TASK ITEM
Look through the material below for "软件编号". Copy every line that contains it.

DATASET EXTRACT
%%

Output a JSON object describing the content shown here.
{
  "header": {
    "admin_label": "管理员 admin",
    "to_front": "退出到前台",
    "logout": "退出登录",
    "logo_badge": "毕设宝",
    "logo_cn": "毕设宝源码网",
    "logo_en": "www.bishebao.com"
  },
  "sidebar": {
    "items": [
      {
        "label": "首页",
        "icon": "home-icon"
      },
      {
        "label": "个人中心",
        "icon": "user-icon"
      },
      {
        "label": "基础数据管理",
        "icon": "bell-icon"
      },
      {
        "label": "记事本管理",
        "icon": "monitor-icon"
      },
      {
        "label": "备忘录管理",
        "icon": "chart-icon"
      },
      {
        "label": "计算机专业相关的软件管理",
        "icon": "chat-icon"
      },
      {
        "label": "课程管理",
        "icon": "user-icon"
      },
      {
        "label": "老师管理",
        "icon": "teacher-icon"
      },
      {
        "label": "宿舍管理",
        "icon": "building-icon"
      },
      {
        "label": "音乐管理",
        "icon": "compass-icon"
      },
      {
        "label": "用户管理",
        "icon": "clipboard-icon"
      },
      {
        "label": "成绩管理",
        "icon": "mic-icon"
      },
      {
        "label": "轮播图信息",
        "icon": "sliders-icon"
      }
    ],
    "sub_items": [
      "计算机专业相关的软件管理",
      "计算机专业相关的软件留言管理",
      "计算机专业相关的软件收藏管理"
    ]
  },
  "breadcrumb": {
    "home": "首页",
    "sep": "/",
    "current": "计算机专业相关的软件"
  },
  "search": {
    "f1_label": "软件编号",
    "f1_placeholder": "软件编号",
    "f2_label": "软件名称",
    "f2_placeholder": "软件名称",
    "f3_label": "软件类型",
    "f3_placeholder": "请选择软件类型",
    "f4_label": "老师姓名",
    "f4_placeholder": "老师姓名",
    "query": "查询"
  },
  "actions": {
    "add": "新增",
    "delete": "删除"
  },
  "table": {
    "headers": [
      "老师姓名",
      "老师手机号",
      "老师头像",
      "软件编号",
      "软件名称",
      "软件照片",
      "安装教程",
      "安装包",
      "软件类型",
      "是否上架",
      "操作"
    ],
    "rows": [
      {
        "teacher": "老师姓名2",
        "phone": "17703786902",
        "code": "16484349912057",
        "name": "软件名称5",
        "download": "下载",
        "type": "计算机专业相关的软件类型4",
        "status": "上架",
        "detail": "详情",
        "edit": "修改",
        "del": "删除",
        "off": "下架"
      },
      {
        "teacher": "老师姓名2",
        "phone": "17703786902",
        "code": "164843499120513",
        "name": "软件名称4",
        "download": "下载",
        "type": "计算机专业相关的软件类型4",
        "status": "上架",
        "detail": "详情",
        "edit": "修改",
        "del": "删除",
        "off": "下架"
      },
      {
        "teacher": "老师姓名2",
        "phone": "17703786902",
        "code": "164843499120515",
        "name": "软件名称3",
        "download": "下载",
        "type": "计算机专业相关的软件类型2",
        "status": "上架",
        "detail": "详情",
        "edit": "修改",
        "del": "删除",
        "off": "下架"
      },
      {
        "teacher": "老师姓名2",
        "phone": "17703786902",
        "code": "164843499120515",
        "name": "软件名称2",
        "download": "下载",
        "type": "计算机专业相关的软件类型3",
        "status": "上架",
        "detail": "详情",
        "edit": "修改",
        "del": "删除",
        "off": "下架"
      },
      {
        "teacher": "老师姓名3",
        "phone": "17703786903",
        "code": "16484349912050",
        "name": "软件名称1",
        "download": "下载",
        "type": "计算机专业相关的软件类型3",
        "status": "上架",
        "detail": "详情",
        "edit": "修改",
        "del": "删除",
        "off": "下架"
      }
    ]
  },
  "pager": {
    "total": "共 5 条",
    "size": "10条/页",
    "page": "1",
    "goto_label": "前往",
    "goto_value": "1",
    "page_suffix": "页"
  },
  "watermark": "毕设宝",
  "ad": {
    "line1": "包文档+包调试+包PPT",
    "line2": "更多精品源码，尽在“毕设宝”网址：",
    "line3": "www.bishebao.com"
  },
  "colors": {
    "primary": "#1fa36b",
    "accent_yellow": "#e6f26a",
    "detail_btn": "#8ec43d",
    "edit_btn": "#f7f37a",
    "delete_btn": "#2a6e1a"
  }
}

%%

EXERCISE OUTPUT
    "f1_label": "软件编号",
    "f1_placeholder": "软件编号",
      "软件编号",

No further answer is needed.